Jamie Cranmer is one of this year's two Volunteers of the Year. She is a third-year at UVA and volunteers with Medical Services, Big Siblings and Hoo's Assisting with Life Obstacles programs. Jamie is also an active member of Madison House's Student Giving Committee. Read Jamie's reflections below about her experience serving at the Loaves & Fishes Food Pantry.
Alright, let’s start off with two exercises. First, I want you to close your eyes and imagine what a person who needs food assistance looks like or acts like. You won’t have to share this, so be as honest as you can with yourself in your depiction of this person. Do you have an image in your mind?
For exercise two, I am going to describe a person to you, and I want you to say whether he or she needs food assistance or not. We have Dale, a 27 year old Marine who has just returned from Afghanistan. He is clean shaven, extremely mannerly, and is holding hands with his beautiful 4-year-old daughter. At first glance, do you think Dale needs food assistance? Your answer was probably no, right? Well, Dale has pretty severe PTSD, so he is unable to hold down a job, and that little girl’s mom is doing the best that she can to support the three of them, but it’s hard when most of their money goes to Dale’s therapist since the VA won’t pay for his mental health care. Please don’t fret if what you imagined is a drastic contrast to Dale because it is for most people. Hunger and needing help aren’t black and white issues, they are human issues.

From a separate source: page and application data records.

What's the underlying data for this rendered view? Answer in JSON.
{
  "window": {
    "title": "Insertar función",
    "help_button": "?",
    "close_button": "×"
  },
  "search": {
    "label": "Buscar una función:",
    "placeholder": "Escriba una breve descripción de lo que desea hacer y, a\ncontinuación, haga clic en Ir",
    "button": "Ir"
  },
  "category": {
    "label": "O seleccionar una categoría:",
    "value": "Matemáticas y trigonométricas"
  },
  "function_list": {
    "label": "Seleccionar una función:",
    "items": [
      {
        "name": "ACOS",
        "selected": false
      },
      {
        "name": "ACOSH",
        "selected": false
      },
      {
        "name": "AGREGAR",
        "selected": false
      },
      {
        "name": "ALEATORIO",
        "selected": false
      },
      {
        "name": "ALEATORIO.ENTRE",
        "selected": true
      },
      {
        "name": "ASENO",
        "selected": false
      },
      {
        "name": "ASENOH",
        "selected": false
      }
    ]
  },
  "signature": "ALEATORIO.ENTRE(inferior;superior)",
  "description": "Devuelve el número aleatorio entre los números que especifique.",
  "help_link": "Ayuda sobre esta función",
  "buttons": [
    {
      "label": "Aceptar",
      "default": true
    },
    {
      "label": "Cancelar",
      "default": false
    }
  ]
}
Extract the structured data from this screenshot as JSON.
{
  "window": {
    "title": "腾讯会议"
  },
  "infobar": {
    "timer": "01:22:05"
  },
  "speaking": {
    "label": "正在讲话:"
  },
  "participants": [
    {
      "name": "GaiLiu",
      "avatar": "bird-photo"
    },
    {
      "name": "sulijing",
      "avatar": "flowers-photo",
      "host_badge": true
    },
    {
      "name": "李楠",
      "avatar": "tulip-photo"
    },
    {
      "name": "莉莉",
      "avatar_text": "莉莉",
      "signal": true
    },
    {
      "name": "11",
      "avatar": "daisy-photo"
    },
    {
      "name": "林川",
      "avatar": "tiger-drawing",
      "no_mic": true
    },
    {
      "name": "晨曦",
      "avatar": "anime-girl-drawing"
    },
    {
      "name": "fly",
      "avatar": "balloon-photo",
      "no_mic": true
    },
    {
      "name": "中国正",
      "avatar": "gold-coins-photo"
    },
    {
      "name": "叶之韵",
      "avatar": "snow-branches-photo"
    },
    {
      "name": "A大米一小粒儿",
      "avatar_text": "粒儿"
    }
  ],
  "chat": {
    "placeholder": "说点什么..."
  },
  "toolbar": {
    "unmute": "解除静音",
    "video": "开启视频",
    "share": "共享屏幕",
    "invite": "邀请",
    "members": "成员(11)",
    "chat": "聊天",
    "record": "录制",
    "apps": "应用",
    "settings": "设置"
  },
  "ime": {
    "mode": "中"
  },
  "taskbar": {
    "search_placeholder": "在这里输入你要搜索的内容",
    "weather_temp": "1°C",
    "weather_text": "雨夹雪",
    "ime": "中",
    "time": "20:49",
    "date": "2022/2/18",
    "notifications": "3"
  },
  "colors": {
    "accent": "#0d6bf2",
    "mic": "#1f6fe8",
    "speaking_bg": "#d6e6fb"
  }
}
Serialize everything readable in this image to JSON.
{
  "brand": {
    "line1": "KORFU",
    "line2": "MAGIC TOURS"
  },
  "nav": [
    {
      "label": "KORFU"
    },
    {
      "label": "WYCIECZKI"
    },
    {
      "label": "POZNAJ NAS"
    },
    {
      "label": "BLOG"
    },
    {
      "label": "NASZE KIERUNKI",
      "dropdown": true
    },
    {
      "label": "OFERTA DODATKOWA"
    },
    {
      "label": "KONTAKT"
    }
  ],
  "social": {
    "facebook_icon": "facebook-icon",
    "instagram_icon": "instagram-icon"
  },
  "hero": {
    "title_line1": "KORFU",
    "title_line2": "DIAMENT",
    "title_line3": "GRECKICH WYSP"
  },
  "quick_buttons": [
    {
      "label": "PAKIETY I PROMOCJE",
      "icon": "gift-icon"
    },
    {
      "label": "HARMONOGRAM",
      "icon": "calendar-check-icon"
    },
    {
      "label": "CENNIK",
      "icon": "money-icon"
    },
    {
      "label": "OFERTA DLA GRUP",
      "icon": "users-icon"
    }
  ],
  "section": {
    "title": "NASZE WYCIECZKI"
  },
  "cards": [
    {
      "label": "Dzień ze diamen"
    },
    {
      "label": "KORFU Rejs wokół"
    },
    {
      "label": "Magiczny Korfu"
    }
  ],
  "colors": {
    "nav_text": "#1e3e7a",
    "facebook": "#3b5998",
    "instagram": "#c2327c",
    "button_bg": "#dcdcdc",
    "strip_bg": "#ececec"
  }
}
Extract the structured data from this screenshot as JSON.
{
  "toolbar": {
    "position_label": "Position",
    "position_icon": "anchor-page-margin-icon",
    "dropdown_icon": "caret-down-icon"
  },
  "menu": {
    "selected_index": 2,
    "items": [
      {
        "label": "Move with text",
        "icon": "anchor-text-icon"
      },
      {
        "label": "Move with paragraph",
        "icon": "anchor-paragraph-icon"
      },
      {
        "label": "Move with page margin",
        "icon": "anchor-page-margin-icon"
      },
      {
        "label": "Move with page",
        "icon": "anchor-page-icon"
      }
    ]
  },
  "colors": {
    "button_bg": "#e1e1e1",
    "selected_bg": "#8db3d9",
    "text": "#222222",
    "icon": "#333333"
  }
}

To help you better understand what a person who needs food assistance is really like, I asked three Loaves and Fishes volunteers to share the one thing they wish more people knew about the people they see at Loaves and Fishes, and here is what they said:
“The one thing that I wish more people knew about Loaves & Fishes clients is that they're just like everyone else. They are not charity cases nor are they desperate; they just need a little extra help to get by. They care about each other and their families. They want to make their community better. They have interests and ambitions and dreams. They deserve the utmost respect.” –Melanie Weiskopf
“Many people seem to stereotype what they imagine food insecure/impoverished people to be like. They might seem them as unworthy or uneducated, but really they have so much to share and teach us. What is great about them is the diversity. These people come from such a variety of backgrounds and not all started as impoverished. Many are just going through a rough patch. They are not giving up on their lives. Many have families and want to support them in any way possible, but also still work hard to be self-sufficient.” – Cassie Plemons
“I wish they knew that almost every client I have encountered has been extremely grateful for the services Loaves provides and many of them apologize for ‘taking food.’ I try to remind them that we're here to help and not judge, but they still recognize the effort that goes into Loaves. It also goes to show the clients aren't just being lazy and trying to live off the government like many people stereotype them as, most clients are trying hard to get back on their feet and frequently express how much they want to be able to provide for themselves.” – Blair Holton
TL;DR: Remember what you learned in second grade — don’t judge a book by its cover, and treat people the way that you would like to be treated.